Please filter the data down to the lines that include the word "JSON" and copy them.
=== Begin Enclosure ===
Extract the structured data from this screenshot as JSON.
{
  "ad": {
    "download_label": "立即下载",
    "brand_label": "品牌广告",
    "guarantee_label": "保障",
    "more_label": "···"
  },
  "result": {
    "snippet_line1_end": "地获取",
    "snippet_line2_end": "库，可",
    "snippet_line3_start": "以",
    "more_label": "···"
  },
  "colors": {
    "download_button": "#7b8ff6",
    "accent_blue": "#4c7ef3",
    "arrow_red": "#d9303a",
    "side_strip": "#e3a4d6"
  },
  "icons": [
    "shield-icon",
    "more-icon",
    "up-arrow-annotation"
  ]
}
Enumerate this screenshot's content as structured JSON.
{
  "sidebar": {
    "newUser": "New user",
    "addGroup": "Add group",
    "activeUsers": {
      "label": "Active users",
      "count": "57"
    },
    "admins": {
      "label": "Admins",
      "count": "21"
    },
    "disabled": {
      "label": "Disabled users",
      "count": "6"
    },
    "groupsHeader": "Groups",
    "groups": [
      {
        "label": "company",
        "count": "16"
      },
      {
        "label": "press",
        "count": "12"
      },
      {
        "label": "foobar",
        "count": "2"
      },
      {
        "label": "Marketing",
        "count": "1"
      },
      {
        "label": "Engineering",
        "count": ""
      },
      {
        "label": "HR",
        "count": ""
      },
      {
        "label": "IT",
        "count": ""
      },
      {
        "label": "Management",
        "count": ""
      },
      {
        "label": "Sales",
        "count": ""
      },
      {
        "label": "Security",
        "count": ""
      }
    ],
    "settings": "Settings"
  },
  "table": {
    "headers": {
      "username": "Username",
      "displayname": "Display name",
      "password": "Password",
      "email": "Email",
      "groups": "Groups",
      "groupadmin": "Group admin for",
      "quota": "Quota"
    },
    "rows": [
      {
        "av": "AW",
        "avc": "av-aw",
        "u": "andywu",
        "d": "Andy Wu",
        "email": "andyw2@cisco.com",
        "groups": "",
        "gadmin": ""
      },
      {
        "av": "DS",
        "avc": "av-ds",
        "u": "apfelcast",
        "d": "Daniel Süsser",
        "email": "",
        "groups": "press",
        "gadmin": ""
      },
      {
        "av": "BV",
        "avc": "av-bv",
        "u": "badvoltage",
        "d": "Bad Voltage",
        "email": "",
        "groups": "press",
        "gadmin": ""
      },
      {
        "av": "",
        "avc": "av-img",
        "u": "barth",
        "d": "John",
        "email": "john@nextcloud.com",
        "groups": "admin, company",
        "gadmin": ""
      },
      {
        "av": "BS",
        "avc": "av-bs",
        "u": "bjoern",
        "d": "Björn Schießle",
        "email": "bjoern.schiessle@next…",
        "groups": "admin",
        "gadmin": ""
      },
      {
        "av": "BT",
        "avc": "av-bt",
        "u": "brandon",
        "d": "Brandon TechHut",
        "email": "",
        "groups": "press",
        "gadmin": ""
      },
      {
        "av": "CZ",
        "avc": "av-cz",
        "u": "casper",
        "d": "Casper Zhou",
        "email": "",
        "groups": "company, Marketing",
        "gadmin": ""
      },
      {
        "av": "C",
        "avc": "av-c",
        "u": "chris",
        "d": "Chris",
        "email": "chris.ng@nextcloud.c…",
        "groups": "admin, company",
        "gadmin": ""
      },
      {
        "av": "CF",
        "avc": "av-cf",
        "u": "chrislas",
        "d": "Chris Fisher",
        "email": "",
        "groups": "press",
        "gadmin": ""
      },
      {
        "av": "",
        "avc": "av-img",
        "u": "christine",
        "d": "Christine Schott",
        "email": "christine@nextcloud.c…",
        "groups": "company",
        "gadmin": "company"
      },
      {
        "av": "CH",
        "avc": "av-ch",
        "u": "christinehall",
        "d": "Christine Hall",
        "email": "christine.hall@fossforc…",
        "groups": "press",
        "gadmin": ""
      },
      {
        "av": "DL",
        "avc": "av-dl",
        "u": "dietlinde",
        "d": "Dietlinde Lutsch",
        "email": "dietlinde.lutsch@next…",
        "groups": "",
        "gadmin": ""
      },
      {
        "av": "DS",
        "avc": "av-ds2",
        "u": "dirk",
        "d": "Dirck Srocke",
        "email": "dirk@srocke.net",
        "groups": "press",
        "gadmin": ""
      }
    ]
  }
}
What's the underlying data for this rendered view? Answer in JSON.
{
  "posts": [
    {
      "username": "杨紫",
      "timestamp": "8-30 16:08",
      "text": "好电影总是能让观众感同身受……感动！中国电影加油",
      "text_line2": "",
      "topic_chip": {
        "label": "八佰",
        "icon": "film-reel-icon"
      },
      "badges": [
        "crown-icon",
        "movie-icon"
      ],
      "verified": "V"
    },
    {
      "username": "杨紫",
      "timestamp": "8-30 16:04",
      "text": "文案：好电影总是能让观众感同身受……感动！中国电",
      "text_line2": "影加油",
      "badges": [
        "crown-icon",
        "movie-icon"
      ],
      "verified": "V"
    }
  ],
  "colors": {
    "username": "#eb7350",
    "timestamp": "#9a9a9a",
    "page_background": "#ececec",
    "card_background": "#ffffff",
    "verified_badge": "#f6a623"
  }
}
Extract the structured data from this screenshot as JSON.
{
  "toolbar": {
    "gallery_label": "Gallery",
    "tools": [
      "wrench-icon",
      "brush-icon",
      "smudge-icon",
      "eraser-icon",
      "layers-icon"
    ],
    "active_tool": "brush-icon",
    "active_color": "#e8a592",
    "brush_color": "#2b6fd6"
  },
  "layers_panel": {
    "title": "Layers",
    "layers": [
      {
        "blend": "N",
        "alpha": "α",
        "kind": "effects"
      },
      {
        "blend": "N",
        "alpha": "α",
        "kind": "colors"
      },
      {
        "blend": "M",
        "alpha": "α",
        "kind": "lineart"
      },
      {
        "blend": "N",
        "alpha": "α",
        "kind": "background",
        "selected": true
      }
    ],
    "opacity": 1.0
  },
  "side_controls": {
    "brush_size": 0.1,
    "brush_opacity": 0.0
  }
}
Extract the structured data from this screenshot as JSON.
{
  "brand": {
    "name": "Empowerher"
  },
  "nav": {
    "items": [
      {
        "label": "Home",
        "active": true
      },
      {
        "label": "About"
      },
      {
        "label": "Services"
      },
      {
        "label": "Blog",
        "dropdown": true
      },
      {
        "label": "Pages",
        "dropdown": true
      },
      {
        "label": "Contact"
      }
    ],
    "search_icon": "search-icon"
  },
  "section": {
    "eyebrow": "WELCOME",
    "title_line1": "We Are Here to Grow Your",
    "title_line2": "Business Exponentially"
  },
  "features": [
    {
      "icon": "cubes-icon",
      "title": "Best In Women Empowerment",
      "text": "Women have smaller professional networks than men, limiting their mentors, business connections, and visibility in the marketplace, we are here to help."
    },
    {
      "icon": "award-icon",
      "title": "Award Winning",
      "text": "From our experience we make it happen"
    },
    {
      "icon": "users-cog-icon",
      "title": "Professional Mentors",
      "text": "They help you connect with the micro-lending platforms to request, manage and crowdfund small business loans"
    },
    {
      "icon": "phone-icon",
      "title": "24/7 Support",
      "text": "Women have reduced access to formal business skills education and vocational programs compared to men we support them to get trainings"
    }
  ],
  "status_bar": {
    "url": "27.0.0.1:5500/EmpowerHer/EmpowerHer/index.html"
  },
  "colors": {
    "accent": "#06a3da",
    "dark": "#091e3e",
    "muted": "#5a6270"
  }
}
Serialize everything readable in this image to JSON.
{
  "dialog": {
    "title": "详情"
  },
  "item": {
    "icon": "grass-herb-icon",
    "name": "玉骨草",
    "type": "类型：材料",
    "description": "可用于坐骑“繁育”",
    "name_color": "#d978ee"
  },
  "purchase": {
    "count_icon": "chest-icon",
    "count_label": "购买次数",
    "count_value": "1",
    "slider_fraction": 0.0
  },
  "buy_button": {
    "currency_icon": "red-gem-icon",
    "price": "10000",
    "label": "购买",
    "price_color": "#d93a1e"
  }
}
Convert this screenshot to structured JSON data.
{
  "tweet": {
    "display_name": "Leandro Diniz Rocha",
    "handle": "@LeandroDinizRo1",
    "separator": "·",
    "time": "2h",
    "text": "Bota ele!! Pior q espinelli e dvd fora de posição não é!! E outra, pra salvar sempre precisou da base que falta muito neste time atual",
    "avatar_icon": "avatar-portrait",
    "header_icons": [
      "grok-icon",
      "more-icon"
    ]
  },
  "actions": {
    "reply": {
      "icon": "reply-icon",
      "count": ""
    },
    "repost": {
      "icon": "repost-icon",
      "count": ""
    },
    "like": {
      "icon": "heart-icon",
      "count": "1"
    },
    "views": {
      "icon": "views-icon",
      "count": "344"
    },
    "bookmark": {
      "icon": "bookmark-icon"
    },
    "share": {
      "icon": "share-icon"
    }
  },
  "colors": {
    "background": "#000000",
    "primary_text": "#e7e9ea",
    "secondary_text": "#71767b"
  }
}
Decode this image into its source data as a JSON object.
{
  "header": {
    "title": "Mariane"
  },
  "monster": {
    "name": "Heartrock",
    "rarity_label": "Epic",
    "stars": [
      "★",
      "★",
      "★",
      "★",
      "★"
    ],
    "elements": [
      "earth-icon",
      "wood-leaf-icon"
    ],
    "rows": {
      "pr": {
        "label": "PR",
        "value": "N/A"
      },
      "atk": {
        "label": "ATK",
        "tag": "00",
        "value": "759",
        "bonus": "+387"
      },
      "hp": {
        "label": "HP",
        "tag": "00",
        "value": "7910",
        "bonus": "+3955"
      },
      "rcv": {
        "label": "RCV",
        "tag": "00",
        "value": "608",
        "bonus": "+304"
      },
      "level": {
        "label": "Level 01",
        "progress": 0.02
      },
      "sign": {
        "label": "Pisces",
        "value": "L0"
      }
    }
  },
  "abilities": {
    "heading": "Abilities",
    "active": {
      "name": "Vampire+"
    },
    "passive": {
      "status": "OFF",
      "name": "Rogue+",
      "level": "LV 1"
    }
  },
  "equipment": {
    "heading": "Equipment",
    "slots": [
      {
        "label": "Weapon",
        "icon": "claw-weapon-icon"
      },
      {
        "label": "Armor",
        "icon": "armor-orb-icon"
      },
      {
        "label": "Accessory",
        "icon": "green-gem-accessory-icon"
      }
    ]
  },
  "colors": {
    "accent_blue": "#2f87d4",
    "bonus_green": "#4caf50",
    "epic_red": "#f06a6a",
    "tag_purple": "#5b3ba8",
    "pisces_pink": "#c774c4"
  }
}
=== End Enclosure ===
### Result below
Extract the structured data from this screenshot as JSON.
Enumerate this screenshot's content as structured JSON.
What's the underlying data for this rendered view? Answer in JSON.
Extract the structured data from this screenshot as JSON.
Extract the structured data from this screenshot as JSON.
Serialize everything readable in this image to JSON.
Convert this screenshot to structured JSON data.
Decode this image into its source data as a JSON object.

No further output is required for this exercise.